In basketball, much attention is paid to the players, and rightfully so. But watching a good coaching duel develop can be like watching a work of art being created in front of you.
TheDribbleDrop has always appreciated all facets of the game and will be linking with a distinguished high school basketball coaches every week to discuss the ins and outs of the game and what happens in-between the lines.
This week, St. John Vianney head coach Dawn Karpell discusses the importance of preparing your players for college , how to get the best out of your players on the floor, the AAU circuit and more.
By Christian Mordi / @thedribbledrop on IG and Twitter
TheDribbleDrop: Coach for those who don’t know, tell us a little bit about your coaching background.
Coach Alex Karpell: I have been a head coach for 17 years. I did one year as a head coach Keansburg and 4 years and Holmdel. This is my 12th year at St. John Vianney.
TheDribbleDrop: If you were use one word to describe your coaching style, what would it be and why?
Coach Karpell: Teacher. I consider myself a teacher of the game. I love developing players.
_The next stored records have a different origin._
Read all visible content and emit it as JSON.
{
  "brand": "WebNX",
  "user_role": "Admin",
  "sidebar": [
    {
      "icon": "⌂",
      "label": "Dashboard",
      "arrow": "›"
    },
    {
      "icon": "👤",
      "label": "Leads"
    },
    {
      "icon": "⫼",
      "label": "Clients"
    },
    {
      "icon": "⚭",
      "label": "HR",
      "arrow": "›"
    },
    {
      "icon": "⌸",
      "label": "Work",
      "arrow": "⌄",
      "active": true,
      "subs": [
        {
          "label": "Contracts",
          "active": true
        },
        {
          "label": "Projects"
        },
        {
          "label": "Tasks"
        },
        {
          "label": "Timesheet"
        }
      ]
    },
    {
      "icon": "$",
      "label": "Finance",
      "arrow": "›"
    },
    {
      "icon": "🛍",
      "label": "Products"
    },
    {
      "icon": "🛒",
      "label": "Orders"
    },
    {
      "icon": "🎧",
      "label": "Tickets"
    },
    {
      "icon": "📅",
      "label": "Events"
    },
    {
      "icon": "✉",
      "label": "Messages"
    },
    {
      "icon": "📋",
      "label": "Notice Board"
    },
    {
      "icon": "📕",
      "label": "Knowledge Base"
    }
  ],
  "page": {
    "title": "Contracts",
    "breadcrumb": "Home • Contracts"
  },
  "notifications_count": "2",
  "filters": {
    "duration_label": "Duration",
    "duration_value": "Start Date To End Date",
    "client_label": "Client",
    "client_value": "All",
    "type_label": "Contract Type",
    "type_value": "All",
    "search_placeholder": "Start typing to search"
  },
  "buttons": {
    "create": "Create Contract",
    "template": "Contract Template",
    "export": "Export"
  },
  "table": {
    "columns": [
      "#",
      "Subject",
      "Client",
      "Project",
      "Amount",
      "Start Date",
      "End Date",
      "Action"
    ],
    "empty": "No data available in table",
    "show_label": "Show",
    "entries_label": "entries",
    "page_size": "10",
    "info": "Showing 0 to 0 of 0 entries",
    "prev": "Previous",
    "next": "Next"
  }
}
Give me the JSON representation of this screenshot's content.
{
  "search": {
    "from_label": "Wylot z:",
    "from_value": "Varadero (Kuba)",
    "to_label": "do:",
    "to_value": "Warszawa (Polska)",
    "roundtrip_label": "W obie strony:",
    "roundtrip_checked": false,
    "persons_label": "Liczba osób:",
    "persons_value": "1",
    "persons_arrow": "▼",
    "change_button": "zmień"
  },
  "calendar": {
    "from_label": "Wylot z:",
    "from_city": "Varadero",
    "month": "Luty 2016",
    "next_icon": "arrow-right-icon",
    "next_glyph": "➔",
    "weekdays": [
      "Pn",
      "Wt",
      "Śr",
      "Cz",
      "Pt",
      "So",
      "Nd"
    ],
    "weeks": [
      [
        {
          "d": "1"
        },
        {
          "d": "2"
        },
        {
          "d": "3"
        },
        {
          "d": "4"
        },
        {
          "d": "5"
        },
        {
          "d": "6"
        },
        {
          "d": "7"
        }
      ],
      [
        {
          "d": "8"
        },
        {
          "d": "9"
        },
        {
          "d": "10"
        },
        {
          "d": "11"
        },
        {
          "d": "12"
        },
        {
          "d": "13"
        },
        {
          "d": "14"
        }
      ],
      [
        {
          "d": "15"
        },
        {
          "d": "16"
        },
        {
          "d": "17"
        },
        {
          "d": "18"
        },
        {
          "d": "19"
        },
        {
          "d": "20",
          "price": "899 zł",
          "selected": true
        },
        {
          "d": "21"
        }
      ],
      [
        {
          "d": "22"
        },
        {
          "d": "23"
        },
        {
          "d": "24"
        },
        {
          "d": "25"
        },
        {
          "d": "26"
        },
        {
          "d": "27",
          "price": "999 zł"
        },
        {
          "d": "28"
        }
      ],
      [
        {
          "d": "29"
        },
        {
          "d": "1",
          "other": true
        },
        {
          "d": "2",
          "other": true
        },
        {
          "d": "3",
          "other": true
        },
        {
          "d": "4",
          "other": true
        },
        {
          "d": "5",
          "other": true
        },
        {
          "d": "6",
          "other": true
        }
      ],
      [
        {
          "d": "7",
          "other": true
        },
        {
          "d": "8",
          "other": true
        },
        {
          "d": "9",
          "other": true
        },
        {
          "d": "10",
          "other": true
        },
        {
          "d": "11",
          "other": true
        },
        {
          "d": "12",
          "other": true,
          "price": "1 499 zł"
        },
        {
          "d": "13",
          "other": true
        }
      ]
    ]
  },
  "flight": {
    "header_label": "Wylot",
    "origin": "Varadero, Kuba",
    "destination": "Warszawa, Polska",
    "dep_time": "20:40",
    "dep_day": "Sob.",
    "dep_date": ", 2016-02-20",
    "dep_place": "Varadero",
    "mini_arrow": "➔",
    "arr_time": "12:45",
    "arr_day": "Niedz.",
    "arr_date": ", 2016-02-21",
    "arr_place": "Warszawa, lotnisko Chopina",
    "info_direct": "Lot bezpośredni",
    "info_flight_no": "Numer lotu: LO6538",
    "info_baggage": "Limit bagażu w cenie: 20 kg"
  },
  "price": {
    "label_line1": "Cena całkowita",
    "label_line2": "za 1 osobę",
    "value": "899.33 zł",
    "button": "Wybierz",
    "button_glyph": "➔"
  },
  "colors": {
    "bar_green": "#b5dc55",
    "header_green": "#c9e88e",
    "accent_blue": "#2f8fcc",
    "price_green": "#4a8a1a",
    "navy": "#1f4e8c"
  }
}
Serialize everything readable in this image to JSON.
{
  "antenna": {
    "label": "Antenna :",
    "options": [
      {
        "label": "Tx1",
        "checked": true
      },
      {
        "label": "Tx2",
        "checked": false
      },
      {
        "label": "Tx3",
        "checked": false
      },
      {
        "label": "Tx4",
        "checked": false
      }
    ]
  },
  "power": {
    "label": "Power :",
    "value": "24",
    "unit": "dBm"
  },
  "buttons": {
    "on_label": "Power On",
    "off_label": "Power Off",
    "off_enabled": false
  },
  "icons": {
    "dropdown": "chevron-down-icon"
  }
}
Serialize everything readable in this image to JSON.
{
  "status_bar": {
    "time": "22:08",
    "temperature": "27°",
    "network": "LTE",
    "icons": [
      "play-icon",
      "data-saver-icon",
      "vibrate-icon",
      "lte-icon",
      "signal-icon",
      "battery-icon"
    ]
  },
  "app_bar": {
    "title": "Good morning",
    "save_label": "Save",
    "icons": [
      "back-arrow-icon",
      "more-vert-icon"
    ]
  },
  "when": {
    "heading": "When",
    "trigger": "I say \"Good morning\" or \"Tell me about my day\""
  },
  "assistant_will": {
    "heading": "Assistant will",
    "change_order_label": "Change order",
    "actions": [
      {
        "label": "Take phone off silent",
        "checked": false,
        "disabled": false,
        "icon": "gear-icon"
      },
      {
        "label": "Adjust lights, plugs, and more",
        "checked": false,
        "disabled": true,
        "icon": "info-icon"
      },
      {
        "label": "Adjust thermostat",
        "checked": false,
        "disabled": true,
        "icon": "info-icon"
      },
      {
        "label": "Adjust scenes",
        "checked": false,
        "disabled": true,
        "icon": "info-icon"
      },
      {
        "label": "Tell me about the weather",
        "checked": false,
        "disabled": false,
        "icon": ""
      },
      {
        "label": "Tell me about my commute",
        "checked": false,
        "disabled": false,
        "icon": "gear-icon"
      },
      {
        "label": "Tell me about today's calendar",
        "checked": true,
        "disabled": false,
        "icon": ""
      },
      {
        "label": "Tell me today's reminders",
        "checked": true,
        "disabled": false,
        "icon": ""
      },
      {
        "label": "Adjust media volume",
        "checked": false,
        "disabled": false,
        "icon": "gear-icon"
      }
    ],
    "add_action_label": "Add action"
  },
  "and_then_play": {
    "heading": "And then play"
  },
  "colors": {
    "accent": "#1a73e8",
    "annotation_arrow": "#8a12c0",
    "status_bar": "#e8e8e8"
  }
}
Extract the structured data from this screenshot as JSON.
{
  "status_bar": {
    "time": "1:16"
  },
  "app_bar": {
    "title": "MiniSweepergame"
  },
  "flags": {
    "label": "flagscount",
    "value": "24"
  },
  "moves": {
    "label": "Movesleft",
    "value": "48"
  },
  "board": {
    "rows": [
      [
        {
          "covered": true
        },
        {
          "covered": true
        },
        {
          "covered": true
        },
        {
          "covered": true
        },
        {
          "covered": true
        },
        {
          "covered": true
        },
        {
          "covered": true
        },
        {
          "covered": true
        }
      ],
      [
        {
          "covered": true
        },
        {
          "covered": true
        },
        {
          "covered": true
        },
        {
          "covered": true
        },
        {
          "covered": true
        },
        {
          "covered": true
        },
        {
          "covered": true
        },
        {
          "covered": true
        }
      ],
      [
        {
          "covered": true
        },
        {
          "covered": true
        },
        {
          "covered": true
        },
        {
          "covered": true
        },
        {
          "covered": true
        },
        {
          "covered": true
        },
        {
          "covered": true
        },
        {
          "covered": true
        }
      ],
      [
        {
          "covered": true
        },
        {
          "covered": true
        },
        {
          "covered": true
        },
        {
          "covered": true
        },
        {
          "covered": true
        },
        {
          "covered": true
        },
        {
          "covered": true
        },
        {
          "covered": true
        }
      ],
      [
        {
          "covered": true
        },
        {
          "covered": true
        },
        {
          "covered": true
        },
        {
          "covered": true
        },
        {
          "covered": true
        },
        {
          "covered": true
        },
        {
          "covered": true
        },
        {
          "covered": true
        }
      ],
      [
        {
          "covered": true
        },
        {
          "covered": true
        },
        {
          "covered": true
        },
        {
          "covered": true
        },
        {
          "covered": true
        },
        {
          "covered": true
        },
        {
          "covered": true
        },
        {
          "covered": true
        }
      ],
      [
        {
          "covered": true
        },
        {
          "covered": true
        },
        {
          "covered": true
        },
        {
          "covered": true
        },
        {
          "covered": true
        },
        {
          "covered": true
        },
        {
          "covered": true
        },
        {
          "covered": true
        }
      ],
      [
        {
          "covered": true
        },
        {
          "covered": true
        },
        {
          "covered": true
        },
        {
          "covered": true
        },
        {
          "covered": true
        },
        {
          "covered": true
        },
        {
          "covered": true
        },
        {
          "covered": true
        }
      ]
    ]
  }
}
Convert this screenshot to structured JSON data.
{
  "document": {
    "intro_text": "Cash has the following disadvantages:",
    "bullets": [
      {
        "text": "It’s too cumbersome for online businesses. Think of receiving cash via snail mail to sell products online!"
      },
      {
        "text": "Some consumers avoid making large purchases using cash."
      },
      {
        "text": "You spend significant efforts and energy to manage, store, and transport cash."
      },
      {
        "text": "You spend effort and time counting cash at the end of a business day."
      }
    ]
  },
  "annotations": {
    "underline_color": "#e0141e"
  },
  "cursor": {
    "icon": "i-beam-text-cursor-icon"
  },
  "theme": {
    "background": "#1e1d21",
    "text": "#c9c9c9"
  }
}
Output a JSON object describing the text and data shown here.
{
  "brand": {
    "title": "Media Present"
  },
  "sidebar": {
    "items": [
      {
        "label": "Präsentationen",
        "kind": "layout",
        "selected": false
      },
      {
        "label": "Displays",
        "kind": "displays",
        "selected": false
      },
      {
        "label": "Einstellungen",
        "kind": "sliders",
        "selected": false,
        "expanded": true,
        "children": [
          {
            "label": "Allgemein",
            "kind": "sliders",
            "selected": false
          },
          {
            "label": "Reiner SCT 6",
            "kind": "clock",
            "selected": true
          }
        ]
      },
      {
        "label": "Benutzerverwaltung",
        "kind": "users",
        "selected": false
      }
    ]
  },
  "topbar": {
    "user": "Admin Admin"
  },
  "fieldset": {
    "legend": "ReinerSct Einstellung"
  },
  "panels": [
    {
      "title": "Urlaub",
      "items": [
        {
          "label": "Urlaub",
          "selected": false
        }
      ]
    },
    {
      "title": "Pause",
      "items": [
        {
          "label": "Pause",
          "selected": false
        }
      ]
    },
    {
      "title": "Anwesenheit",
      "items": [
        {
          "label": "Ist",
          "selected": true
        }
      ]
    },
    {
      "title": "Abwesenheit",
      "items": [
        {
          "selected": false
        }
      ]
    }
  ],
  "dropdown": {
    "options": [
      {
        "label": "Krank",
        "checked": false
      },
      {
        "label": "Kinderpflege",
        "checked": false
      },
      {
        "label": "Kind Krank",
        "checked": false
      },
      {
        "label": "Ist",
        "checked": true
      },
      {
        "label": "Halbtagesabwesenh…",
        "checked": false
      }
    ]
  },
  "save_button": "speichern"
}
I love the challenge of grooming their game and helping them through the process of finding themselves on the court. My greatest success is when I get them ready for college and they are able to contribute at the next level.
TheDribbleDrop: How do you prepare the team for your style of play:
Coach Karpell: We do a lot of conditioning. This year we are transitioning to a more uptempo style of play. Last year we graduated Kimi Evans who is now playing for Seton Hall University. Our personnel has changed, so our style of play has changed.
TheDribbleDrop: Offensively, what is your ideal style of play? Do you prefer a free flowing, fast paced transition game, or a more detailed and structured offensive approach.
Coach Karpell: Personally I like to play uptempo, but I like to be educated in how we go about pushing the ball. This team is special as we have a lot of unique players that can create mismatches. If we don’t rush our decisions and take our time throughout the process, we will be able to execute.
TheDribbleDrop: In the half court, do you prefer a "less structure is more" approach, or do you prefer a more layered offensive approach?
Coach Karpell: I like a flex based offense, especially with my group this year. I like this mix of skill sets with this group of kids I have on my team currently. I think we can create shots off the bounce. We also use some motion based offensive plays.
A lot of kids like the four-out-one-in offense, but sometimes the decisions aren’t the best. I think it’s best to pull back a little bit and just build my practices up to help my players make good reads in dribble drive situations.
TheDribbleDrop: Defensively I noticed you use a detailed ball-line man to man defense. I know there are many variations of man to man defense. Is this style your bread and butter as a whole?
Coach Karpell: Well I think you should base your man defensive scheme based on your personnel. My T.O.C. team two years ago played more of a pack line defense. With this group I have now, I switched things up. We’re very athletic. If I can create a lot more pressure on the ball, get teams to take hard shots, play the passing lanes and create turnovers that’s cool with me.
TheDribbleDrop: Tell us a bit about the environment in practice and some things you highlight every day.
Coach Karpell: I’m a teacher. We do a lot of skill development. I think it’s a balance. You have to make time for plays and organization. I do think you can let your players play through things a little bit more as you build their skills and reads though. My job is to make sure my kids are ready to excel on the college level. So if I’m not pushing skill development hard in practice from freshman to senior year I’m doing them a disservice.
Sometimes pushing skill development so heavy in my practices may hurt me at times early in the win-loss department, but I think developing those skills are key to success to playing on the next level.
TheDribbleDrop: What are your thoughts of the current climate of the AAU circuit?
Coach Karpell: My daughter plays AAU. As a result I’ve been in the belly of the beast personally. I do my best to push the teaching part of it. I find it a bit bothersome seeing how many games they play as I would rather have more balance. I understand it’s a necessary evil but I would rather have 6 practices and one game a week than 6 games and one practice.
TheDribbleDrop: What piece of advice would you give a new coach?
Coach Karpell: I coach with a lot of energy, but I would say it’s important to know your players. You can’t coach every player like the last group you had before. You have to have patience. Often that’s a thing that comes with time and experience as a coach. You have to know when to press buttons and you have to know when to step back, let them breathe and coach them through the situation with ease.
Finding out what makes each kid tick is key to getting the best out of them. If you learn that out you will be able to handle each situation with the player.
TheDribbleDrop: How do you gauge success at St.John Vianney?
Coach Karpell: Not in wins and losses. Obviously we have a successful program and we win a lot. With that being said I’m focused on the next level. I want my players to have the skills to excel on the next level. I also want to make sure we get them to the right school on the next level. Getting them into a system that allow them to be successful. I want my players to come back happy and tell me that I prepared them for what’s being thrown at them in college.